Over the course of the Trump administration, the relationship between the U.S. government and WHO has grown increasingly tenuous. President Trump began the withdrawal process from WHO last summer, all while the COVID-19 pandemic raged. The Jan. 20 inauguration of Joe Biden and Kamala Harris as the next president and vice president of the United States is a welcome sight for most in the global community who are urging renewed cooperation and solidarity between the U.S. and WHO. Once the new administration is officially in office, which will happen in the middle of the Executive Board session, we expect one of its first executive actions will be to restore a strong relationship between the U.S. and WHO. We also anticipate the new administration to use its platform at the Executive Board on Jan. 21 to publicly renew America’s commitment to cooperation with WHO and the UN system.

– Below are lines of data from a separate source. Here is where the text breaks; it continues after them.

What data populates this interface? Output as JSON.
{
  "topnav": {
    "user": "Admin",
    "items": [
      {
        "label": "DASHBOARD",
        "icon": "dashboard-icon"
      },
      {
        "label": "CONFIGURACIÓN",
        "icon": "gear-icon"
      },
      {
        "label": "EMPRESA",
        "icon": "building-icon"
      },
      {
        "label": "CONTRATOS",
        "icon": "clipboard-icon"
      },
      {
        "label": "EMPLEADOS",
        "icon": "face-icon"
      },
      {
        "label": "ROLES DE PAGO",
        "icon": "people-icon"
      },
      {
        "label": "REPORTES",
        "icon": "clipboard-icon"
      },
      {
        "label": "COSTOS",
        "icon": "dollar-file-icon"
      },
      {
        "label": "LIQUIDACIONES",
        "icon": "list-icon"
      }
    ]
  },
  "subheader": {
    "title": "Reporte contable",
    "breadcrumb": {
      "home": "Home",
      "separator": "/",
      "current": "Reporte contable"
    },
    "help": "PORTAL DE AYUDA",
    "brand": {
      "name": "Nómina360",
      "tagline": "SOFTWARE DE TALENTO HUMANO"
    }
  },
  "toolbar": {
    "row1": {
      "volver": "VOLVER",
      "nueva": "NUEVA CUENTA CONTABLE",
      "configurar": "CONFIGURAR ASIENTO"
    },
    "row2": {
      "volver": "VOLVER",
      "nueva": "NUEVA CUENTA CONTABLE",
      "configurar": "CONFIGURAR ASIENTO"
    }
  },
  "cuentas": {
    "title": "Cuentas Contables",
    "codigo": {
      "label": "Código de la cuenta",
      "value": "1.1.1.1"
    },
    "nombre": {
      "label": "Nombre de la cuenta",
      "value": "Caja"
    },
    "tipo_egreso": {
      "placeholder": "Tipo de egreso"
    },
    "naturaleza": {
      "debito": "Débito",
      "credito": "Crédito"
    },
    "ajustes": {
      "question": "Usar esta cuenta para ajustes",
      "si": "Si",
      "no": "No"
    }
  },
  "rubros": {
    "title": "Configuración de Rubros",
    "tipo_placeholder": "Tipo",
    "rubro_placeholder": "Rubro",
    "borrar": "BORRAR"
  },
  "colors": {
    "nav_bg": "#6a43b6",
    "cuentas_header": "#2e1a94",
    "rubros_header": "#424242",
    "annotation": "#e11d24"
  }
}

It will be vital for the U.S. to once again take a prominent role in WHO — especially as COVID-19 continues to surge across the country — to build stronger response capacities to help end the pandemic and prepare for future threats. We also hope the Biden administration will commit early on to joining the Access to COVID-19 Tools Accelerator (ACT-A), the global initiative that aims to get vaccines, treatments, and testing to everyone, everywhere equitably. The U.S. is one of the very few remaining countries to not sign on to this collective effort, and its absence has been acutely felt on the global stage. While balancing both the domestic and global response will be challenging for the incoming administration, participating in collective global solutions like ACT-A will be vital to help bring the pandemic to an end sooner and allow for rapid economic recovery.
Critical funding for other health crises
While the COVID-19 pandemic has brought WHO to the forefront on global emergencies, it is important to remember WHO also works on a wide range of health issues from mental health to obesity, from measles and polio, to oral care and reproductive health. What’s more, WHO does it all on a budget that is roughly equivalent to one medium-size U.S. hospital. The COVID-19 pandemic has demonstrated just how insufficient WHO’s budget is to handle routine health issues, let alone emerging global health threats and outbreaks.
The Executive Board meeting is expected to debate and decide on the budget for the upcoming few years and is likely to underscore in particular the need for more robust funding for global health emergencies and to renew essential health services such as routine immunization for polio and measles that have been slowed or paused due to COVID-19. Calls for stronger investments in surveillance and preparedness are also expected.
The Executive Board meeting is sure to be an important global gathering at a pivotal point in the response to COVID-19. As we pass the one-year anniversary of the start of COVID-19 and look toward the swift rollout of vaccines and other tools to help stop the pandemic, decisions made by member states will be vital to move forward with recovery for everyone, everywhere. You can follow the livestreamed discussions on WHO’s website.
Featured Photo: U.S. Mission to UN Geneva